Akpan’s hands found the hasps of his madam’s bra in the dark as he un-cupped the young wife’s breasts allowing only goosebumps to cover them. Digging his way savagely into the crescent cups, he didn’t need the light to find his way deep between his madam’s thighs, teasing out a moan that had to remain suppressed in guilt- lending more heat to the writhing bodies burning on the cooker top.
His hands moved faster as the darkness peaked in her gloom digging deep into the dark void that shrouded the earth.

Outside, the noise continued.

Cameras clicked here and there in brief flashes and sightseers brought out all manner of gadgets to capture the occassion. Campers in 'Aso-Ebi' that no one could notice in the darkness sat on their bonnets; Drummers in tactile discussions with unseen drums beat on their hides- pulling the ropes taut or loose to speak languages, from drum to drum spoken, but understood by men.

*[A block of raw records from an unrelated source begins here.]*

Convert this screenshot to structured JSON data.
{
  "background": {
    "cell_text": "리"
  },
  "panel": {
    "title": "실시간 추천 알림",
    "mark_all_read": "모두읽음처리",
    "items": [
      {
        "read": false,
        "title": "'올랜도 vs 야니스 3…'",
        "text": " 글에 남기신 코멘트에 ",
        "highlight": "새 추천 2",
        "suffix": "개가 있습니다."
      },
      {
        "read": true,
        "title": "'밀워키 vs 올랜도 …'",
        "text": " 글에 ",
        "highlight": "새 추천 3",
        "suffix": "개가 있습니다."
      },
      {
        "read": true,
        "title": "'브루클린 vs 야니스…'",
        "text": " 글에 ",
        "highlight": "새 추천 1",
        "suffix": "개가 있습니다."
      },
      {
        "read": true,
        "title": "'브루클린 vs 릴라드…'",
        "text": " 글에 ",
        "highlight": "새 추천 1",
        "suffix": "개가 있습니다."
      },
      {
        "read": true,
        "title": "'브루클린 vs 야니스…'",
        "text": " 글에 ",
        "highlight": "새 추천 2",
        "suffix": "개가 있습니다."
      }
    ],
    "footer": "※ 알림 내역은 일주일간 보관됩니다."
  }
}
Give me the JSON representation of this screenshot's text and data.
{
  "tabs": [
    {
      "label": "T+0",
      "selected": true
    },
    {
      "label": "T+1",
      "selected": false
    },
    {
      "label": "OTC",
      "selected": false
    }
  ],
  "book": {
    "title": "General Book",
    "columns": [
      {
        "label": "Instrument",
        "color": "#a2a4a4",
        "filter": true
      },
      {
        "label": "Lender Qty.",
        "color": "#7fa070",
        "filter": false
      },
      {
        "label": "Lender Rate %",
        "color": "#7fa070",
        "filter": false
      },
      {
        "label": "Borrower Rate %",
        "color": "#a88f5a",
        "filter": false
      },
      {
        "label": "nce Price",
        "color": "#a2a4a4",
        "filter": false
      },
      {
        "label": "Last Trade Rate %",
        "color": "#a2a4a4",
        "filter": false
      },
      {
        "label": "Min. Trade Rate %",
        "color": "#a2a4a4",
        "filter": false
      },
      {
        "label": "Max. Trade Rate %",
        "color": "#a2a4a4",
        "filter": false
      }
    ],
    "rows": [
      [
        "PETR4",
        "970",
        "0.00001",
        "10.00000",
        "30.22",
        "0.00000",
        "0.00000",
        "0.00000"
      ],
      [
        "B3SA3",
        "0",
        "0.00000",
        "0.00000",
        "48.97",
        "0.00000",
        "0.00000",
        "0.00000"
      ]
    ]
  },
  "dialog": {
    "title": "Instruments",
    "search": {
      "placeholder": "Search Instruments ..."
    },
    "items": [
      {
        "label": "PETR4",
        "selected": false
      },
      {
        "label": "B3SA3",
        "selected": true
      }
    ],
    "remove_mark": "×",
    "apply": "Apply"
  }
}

In all, the glory of the eclipse kept every watcher in awe, amazed at the mysteries which stood farther than the horizon of thier imagination. And as all things that are not understood, myriads of people seized the opportunity to make a show of it.
Self appointed priests pronounced prophecies; Juju men raised thier fowls to the sky, spinning them dizzy- thier heads to be torn off when the sun ‘came back’; Politicians made speeches on loudspeakers; and ‘Shantabrakata’ increased in tempo as the much awaited event passed letting the light back in on the darkness shrouded town.

Like all great expectations of mankind, the eclipse was forever lost in that single moment; leaving the light sneaking back in like it never left, the man fleeing back-route like he’d never left, and breasts, sore from sucking couched back in thier lace-strained hasps like they never left.